In the decade since, local poetry lovers have told Davis that the event has become a part of their annual holiday traditions.
“I didn’t know this would happen,” Davis said. “I couldn’t have ever imagined that over a hundred people would show up some years. I initially thought the events would bring in the usual 20 or 30 people who typically show up to these kinds of events.”
Even last year, the first year of the COVID-19 pandemic, when Davis and other solstice poetry reading organizers decided to hold the event virtually for the first time, nearly 100 attendees logged into the reading.
Davis said he believed the virtual format didn’t deter attendees because at the end of the pandemic year, he saw an outstanding desire to experience “something magical, something that could take us out of time.”
“I had people tell me that [last year’s poetry reading] was just as intimate as ever,” Davis said. “Wow! That a Zoom meeting could still be intimate. So, although it came out to be something different, the magic wasn’t completely sapped out.”
This year’s solstice poetry event, also being held remotely out of sustained caution for the ongoing pandemic, will be Davis’ last year spearheading the reading.
“I think 10 years is long enough to lead something literary,” he said. “I think it’s time for other eyes and other ideas. I’ll still be on the committee, so I’ll still be around.”
Leading future solstice poetry readings in Davis’ stead will be area poet and writer Matthew Birdsall. Currently, Birdsall edits the Dayton-based literary journal, Mock Turtle Zine, and according to Davis, has “enthusiasm for local poetry out the wazoo.”
According to Davis, Birdsall and his wife, Melissa Bautista, have stepped up into leadership roles in organizing the solstice poetry event over the past several years. In addition to Birdsall’s contributions to organizing and planning the event, Bautista has facilitated the technological facets of the reading — specifically making sure the Zoom platform is able to accommodate the event’s intimacy.

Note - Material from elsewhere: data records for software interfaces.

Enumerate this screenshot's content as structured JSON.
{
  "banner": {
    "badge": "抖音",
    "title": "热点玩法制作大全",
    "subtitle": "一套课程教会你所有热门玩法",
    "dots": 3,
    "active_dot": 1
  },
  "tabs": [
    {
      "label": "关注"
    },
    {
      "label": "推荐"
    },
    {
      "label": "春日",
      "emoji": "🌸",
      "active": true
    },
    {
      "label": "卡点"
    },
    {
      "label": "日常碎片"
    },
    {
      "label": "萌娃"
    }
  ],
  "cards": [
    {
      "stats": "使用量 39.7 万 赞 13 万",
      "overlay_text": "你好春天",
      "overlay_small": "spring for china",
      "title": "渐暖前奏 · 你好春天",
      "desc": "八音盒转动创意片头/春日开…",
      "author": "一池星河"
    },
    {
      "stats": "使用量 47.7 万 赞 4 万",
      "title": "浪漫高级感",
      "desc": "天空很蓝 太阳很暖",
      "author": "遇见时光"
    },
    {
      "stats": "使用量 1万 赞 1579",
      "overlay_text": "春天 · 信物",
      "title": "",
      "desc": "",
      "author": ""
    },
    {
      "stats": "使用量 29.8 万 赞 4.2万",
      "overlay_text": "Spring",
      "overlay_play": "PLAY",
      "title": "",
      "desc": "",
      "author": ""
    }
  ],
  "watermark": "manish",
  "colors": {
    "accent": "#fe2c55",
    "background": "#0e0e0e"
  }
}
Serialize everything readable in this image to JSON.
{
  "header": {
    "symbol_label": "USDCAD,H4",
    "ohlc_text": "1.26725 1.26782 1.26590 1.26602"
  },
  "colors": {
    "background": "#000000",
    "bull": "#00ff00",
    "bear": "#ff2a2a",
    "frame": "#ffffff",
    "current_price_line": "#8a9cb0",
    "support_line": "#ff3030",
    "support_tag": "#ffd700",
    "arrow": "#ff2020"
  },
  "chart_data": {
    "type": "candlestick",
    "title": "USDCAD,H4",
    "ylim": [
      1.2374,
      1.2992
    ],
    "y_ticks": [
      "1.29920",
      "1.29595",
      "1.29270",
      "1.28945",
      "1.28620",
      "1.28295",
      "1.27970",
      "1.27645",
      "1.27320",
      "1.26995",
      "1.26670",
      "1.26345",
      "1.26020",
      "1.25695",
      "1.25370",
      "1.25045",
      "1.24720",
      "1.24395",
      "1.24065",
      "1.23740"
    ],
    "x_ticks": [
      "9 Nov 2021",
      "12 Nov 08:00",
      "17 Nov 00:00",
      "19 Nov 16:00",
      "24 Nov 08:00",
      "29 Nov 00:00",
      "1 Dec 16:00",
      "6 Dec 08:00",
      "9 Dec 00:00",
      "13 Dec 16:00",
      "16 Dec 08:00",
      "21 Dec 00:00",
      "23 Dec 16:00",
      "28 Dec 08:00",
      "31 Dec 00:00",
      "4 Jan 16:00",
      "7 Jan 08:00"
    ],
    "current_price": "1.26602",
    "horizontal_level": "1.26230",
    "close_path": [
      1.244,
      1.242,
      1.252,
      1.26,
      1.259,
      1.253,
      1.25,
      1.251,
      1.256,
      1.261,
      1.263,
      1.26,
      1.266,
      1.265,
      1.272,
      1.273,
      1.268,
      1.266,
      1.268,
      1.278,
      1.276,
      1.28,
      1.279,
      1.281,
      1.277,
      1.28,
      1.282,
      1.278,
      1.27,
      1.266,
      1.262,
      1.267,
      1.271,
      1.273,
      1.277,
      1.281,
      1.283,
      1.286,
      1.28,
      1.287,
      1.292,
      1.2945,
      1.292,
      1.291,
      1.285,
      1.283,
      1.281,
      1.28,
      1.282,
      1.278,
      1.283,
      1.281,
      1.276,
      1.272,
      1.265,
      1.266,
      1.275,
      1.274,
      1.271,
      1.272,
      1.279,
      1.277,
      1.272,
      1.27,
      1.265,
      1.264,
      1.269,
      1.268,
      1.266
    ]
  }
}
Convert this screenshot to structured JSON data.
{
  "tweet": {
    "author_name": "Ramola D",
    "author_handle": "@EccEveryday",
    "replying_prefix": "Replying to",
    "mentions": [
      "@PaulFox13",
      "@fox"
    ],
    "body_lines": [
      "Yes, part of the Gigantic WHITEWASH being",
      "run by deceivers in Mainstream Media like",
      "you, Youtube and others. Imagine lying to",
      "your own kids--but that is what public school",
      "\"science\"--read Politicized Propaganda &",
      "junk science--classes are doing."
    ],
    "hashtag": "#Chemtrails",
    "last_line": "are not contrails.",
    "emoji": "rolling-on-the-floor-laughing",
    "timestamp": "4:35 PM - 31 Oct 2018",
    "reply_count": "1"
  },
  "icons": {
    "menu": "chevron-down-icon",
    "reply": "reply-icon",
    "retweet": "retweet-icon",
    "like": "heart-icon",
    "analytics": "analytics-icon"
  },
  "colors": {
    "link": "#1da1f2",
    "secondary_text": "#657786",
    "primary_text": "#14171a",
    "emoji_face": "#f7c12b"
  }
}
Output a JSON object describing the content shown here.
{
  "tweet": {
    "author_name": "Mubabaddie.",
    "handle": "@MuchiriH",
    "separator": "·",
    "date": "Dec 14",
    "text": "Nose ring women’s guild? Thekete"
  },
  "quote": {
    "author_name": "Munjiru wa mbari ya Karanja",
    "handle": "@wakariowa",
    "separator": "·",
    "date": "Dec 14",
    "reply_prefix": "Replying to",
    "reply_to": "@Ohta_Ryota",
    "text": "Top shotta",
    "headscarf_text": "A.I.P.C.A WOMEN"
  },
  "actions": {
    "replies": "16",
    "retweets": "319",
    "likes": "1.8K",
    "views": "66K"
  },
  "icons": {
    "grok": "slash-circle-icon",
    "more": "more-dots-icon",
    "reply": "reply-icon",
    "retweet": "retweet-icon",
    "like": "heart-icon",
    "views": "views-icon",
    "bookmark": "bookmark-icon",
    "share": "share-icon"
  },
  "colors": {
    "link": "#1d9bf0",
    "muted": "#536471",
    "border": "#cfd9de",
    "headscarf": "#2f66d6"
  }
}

“They’ve been instrumental, so I’m more than happy to pass it on,” Davis said.
In addition to this changing of the guard, the virtual format and the supernatural appearance of Bartlett, one final item will set this year’s poetry reading apart from the previous nine: Davis and event organizers are in the beginning stages of compiling an anthology of solstice poems read over the last decade.
According to Davis, of the 83 poets who’ve participated over the past 10 years, 61 have submitted their poems. Davis said the anthology will be available for sale and distribution at the 2022 event — which Davis and the land trust’s education committee hope will be held in person.
“In a nutshell, I think these poems give people hope,” Davis said. “Everyone could agree these are dark times. People are having a tough time with COVID, with politics. So, while we’ve always needed poetry, God knows we need it now.”
“Poetry is sustenance — even more than when it was live and in person. It’s nutrition that we all need. It’s sacred.”
To learn more about this year’s Solstice Poetry Reading and the participating poets, to donate to Glen Helen or the Tecumseh Land Trust, or to register and receive a Zoom link for this year’s event, visit the land trust’s website at bit.ly/3pD7CKA.